### WHAT YOU NEED TO DO
Please output the records below in full, exactly as given, but without the images.

### MATERIAL SUPPLIED
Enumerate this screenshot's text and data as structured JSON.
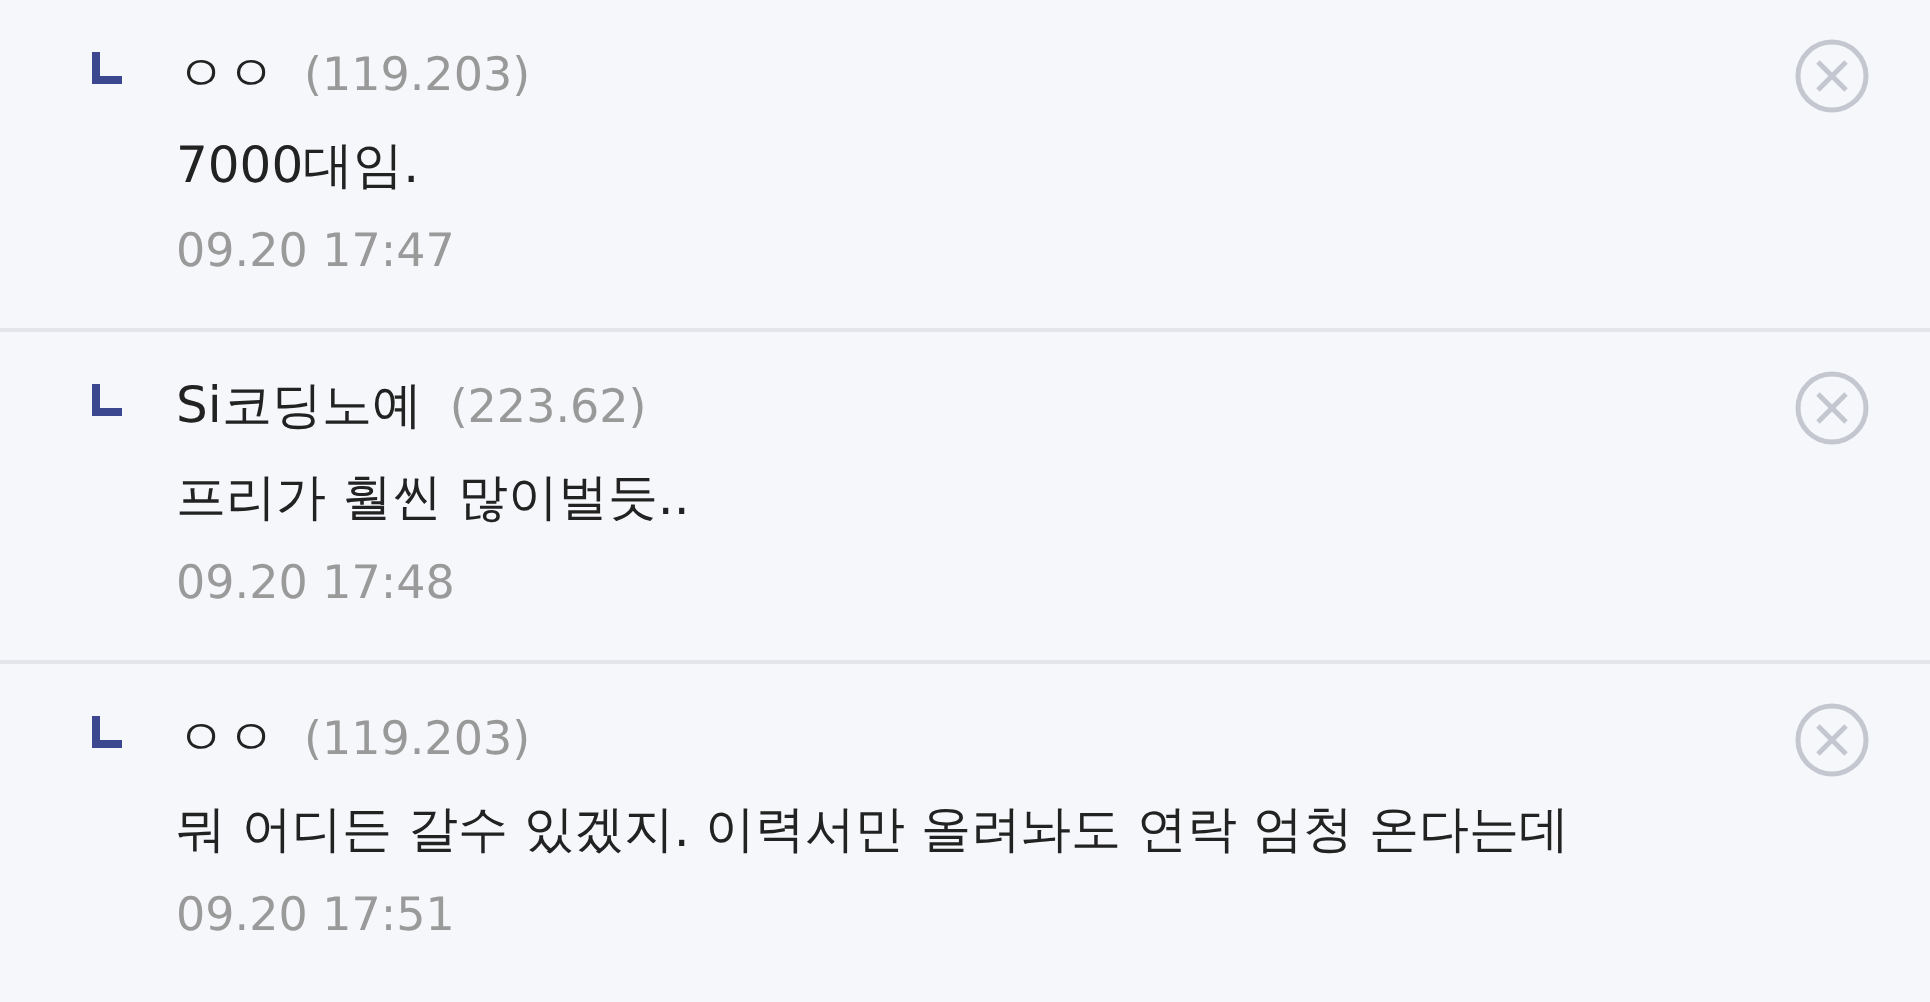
{
  "comments": [
    {
      "nickname": "ㅇㅇ",
      "ip": "(119.203)",
      "text": "7000대임.",
      "time": "09.20 17:47"
    },
    {
      "nickname": "Si코딩노예",
      "ip": "(223.62)",
      "text": "프리가 훨씬 많이벌듯..",
      "time": "09.20 17:48"
    },
    {
      "nickname": "ㅇㅇ",
      "ip": "(119.203)",
      "text": "뭐 어디든 갈수 있겠지. 이력서만 올려놔도 연락 엄청 온다는데",
      "time": "09.20 17:51"
    }
  ]
}
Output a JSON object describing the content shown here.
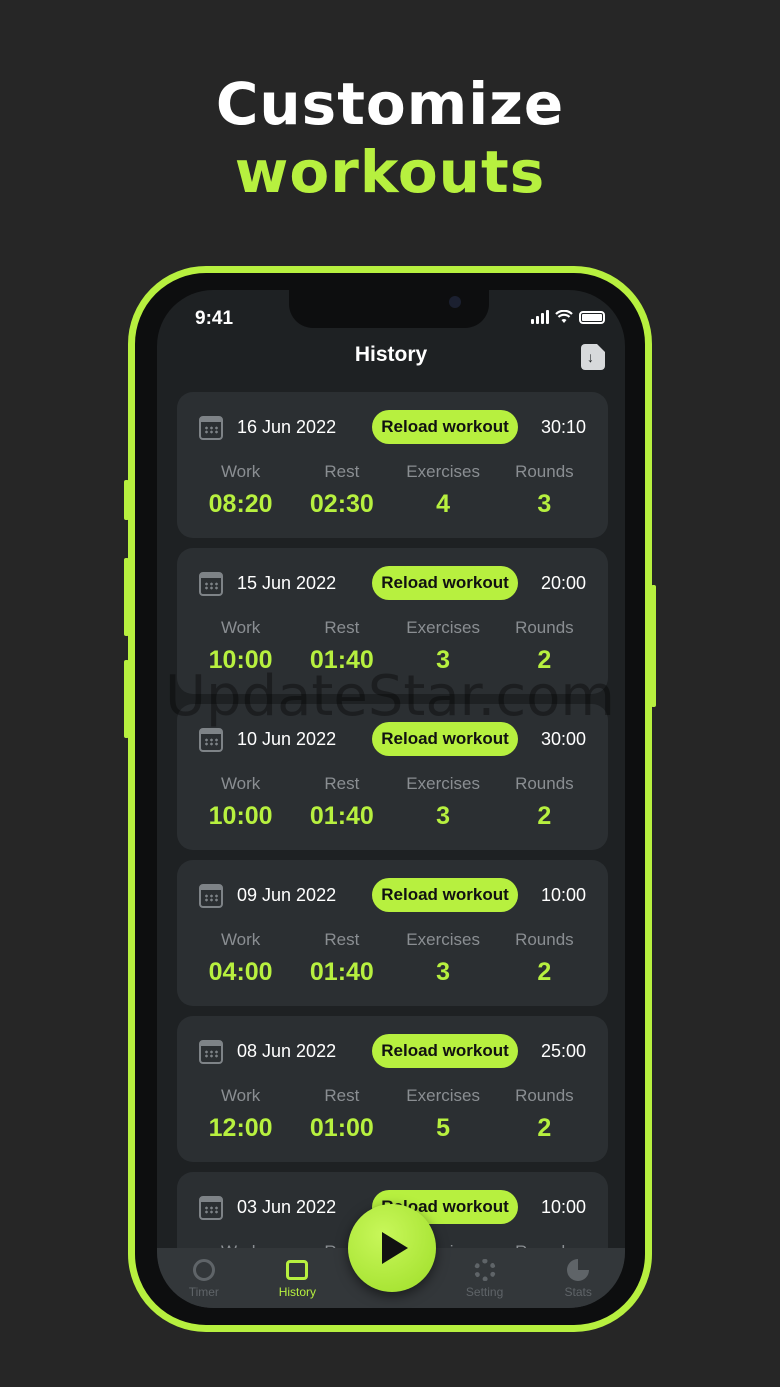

### ANSWER TO THIS PROBLEM
Enumerate this screenshot's text and data as structured JSON.
{
  "comments": [
    {
      "nickname": "ㅇㅇ",
      "ip": "(119.203)",
      "text": "7000대임.",
      "time": "09.20 17:47"
    },
    {
      "nickname": "Si코딩노예",
      "ip": "(223.62)",
      "text": "프리가 훨씬 많이벌듯..",
      "time": "09.20 17:48"
    },
    {
      "nickname": "ㅇㅇ",
      "ip": "(119.203)",
      "text": "뭐 어디든 갈수 있겠지. 이력서만 올려놔도 연락 엄청 온다는데",
      "time": "09.20 17:51"
    }
  ]
}
Output a JSON object describing the content shown here.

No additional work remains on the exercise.